If you needed to work through some feelings of loss today, I suggest you take aside 17:30 for yourself and work through them. Let those feelings out, don’t hold them back. We’re all friends here, and we won’t judge; we’ve all got losses to mourn.

(Song recommendation by Kevin D. Woodall)


Nicole Recommends “I’m So Humble” by The Lonely Island

Here’s the thing about parody/comedic music: While it obviously needs to be funny, it should still be good music.

Enter The Lonely Island and their 2016 film Popstar. In line with many a parody film that focuses on a musician, it’s full of songs that aren’t real songs in the sense that a real-life band with an actual name didn’t sit down and craft them. But at the same time . . . the songs in this movie are a lot better than they should be.

In a way, I shouldn’t be surprised. I love The Lonely Island. I think they’re hilarious, and oftentimes their “for a laugh” songs are still really fucking catchy (See: “Hugs” off The Wack Album). But even so, I was kind of blown away by how much I wanted to listen to this soundtrack on repeat—in addition to how many times my husband and I have watched this movie (which is A LOT).

There are several contenders for “most recommendable” songs on this soundtrack, but I had to think about what I’m trying to accomplish by suggesting one. And that is “Get more people to watch this movie.” So, I bring to you the song that opens the film: “I’m So Humble.”

In this song, Andy Samberg as Conner4Real sings about how he’s this super amazing dude whose amazing personality is enhanced by the fact that he NEVER talks about how amazing he is. Backed up by Maroon 5’s Adam Levine, he humble-brags about his baking skills, his ability to compliment unattractive people, and how he never complains “when [his] private jet is subpar.”

Truly a god among men, that Conner4Real.

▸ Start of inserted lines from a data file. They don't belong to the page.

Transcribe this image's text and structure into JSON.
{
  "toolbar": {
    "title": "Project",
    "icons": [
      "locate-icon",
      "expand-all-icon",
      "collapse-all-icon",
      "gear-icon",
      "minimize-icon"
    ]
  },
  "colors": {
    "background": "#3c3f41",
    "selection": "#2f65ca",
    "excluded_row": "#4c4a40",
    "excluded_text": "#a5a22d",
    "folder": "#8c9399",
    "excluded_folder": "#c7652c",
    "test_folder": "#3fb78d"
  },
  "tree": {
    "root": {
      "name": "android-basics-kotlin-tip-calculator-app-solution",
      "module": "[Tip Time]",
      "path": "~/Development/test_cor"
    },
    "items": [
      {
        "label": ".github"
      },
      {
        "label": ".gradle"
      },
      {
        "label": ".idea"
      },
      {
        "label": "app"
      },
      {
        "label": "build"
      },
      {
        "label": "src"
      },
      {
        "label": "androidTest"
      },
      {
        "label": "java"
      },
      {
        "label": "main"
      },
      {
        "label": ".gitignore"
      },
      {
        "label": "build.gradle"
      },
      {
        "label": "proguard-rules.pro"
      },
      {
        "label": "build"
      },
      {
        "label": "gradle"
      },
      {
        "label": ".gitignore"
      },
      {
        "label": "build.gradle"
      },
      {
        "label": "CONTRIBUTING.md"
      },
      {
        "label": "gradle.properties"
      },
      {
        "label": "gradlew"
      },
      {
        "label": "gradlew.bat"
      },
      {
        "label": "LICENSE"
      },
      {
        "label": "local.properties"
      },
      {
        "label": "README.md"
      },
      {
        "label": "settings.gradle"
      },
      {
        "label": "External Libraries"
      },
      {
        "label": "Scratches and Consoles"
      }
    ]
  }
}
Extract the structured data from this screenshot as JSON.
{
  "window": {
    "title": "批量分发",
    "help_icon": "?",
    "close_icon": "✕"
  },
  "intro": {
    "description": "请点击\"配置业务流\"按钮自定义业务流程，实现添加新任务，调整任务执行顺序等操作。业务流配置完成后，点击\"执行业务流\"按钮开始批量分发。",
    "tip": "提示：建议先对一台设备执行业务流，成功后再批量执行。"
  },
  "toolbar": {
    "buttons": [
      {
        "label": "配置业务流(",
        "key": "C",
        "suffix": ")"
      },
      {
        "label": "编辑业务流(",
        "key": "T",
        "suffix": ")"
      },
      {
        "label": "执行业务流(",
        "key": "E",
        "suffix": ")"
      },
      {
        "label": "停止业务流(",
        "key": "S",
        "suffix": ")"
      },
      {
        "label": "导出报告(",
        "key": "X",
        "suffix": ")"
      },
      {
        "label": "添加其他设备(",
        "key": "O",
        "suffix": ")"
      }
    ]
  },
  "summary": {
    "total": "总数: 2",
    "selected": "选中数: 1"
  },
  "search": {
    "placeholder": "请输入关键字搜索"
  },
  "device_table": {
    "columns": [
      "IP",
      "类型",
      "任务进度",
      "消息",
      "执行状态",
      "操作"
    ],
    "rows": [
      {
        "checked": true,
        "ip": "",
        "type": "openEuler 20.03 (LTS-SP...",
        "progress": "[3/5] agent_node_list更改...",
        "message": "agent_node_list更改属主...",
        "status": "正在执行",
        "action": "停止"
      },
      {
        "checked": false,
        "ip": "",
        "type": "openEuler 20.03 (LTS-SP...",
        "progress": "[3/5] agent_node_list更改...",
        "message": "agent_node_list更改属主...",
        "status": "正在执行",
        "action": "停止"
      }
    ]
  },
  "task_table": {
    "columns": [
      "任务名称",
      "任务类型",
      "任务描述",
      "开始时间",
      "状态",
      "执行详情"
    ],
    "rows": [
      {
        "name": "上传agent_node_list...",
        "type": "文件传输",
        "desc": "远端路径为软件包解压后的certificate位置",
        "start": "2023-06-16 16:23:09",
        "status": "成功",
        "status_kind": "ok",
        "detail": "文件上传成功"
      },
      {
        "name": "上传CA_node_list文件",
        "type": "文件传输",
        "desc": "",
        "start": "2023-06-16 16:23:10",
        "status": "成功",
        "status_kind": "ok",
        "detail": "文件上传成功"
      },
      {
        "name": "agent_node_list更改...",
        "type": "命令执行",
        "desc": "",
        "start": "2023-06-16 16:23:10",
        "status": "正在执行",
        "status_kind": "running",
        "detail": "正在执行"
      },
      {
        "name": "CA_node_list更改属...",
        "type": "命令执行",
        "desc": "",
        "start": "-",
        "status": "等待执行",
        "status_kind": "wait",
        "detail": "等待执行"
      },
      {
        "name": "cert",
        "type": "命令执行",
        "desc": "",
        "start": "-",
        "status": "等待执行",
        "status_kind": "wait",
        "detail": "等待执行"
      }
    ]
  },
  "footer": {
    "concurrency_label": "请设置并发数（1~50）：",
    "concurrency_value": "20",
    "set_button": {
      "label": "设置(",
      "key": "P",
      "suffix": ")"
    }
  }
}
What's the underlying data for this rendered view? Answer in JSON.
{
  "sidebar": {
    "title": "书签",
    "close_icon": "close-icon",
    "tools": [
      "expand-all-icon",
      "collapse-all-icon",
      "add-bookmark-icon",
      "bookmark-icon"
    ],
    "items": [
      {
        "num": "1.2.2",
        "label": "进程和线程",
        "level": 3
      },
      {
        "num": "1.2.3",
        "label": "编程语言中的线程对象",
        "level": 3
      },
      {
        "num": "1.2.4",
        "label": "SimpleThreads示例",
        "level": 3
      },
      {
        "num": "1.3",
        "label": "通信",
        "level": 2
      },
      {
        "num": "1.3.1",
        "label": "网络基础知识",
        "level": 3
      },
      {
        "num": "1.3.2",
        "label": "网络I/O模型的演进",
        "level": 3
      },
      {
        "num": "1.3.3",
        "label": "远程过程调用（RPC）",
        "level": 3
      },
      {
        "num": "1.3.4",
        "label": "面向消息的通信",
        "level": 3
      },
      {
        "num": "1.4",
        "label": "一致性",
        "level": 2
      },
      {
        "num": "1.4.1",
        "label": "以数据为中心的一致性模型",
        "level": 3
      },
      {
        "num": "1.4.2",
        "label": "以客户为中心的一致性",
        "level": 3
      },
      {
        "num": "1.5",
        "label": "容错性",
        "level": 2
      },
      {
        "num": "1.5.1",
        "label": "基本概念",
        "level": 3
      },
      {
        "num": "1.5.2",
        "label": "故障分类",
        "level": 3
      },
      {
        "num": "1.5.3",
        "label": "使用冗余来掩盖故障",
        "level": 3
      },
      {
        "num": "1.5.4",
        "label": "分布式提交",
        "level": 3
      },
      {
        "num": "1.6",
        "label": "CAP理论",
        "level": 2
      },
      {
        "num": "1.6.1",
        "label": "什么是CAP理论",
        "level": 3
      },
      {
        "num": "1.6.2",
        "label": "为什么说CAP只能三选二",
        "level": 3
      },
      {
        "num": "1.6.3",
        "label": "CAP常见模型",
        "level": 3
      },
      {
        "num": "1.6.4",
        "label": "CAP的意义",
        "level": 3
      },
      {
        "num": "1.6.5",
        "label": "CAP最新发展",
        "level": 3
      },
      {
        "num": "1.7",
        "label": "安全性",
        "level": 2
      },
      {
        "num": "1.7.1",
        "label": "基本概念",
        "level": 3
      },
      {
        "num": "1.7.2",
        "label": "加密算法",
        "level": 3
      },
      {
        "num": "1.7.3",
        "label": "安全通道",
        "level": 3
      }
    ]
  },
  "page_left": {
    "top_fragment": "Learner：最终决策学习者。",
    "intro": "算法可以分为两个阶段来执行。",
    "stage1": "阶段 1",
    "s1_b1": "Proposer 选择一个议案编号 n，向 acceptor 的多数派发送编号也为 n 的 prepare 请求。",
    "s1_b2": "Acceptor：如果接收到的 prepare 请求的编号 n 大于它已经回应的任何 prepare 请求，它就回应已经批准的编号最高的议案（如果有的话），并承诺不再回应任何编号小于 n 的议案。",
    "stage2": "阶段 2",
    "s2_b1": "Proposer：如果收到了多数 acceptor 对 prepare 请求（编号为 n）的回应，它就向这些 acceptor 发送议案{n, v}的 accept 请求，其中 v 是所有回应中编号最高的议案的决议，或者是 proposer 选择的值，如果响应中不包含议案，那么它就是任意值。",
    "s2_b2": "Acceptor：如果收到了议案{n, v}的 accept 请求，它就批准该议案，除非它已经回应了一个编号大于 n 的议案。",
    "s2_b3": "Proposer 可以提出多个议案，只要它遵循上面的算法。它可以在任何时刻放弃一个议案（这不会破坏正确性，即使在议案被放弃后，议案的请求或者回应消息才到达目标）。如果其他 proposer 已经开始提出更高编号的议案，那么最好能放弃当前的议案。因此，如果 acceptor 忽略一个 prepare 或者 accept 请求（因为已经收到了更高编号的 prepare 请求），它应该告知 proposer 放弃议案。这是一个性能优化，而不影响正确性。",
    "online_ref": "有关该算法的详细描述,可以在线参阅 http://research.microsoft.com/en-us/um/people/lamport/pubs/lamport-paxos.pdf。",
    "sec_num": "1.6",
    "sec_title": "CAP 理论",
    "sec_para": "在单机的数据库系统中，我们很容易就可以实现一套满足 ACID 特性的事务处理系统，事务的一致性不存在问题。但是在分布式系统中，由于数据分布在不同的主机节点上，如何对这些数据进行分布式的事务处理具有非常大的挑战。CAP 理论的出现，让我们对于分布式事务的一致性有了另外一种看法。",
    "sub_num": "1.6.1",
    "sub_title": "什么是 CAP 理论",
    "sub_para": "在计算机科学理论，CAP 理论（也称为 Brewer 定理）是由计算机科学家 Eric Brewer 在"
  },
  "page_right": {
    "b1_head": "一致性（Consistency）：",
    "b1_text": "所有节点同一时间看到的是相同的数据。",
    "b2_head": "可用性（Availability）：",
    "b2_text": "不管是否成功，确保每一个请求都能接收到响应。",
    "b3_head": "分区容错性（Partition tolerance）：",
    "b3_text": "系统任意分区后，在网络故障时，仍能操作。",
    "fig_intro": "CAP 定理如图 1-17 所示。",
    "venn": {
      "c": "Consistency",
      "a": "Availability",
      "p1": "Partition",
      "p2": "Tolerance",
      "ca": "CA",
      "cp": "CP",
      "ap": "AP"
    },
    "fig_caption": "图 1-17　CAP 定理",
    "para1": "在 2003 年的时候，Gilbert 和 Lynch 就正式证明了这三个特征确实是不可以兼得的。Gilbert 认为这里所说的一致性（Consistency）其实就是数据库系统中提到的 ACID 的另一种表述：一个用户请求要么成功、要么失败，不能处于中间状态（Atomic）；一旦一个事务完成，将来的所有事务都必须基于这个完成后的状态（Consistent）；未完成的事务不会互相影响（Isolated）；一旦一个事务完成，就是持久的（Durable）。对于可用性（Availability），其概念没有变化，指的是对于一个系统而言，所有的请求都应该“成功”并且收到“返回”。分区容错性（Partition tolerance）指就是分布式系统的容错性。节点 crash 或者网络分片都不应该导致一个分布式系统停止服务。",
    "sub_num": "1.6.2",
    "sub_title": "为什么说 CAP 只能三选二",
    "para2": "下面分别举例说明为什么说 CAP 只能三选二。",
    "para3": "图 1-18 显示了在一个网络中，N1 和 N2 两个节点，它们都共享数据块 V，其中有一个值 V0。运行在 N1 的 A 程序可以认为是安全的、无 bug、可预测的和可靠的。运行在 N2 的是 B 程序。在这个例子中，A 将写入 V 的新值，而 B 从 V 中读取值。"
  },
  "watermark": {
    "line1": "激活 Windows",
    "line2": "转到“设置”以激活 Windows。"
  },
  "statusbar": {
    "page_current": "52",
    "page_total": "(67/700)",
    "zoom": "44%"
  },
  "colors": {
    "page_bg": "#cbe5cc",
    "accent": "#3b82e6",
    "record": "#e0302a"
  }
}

While not the funniest song to appear, this is definitely the catchiest and most “real song” sounding. I can imagine a version of this being written in earnest (and the implication in Popstar is that Conner4Real is incredibly earnest; he’s just an idiot), and I feel like I wouldn’t hate it. It’s bouncy, it’s full of easy-to-remember rhyme, and it’s over before you get burned out on its simplicity. It’s also the perfect amount of Adam Levine because I feel like he really needs to not be around as much as he is.

Besides, where else are you going to get a lyric like “I feel more humble than Dikembe Mutombo after a stumble left him covered in a bit pot of gumbo”?


(Song recommendation by N. Alysha Lewis)

Sam Recommends: “Top of the World” by Brandy ft. Mase

J.Lo totally bit hard off of this Brandy joint when she came out with “Jenny from the Block” a whole 4 years later.

Too bad that song sucks and this one rules. (This was also the first or second cd I ever bought with my own money, so I could be biased.)

Whether you’re getting it from Brandy, J.Lo, or Queen Bey, the message is the same:

Haters gonna hate. Don’t let them bother you. Twirl on ’em. Do what you gotta do. Stay true. Keep killin’ it.

And that goes for you, too, J.Lo. Respect.

(Song recommendation by Samantha Lamph/Len)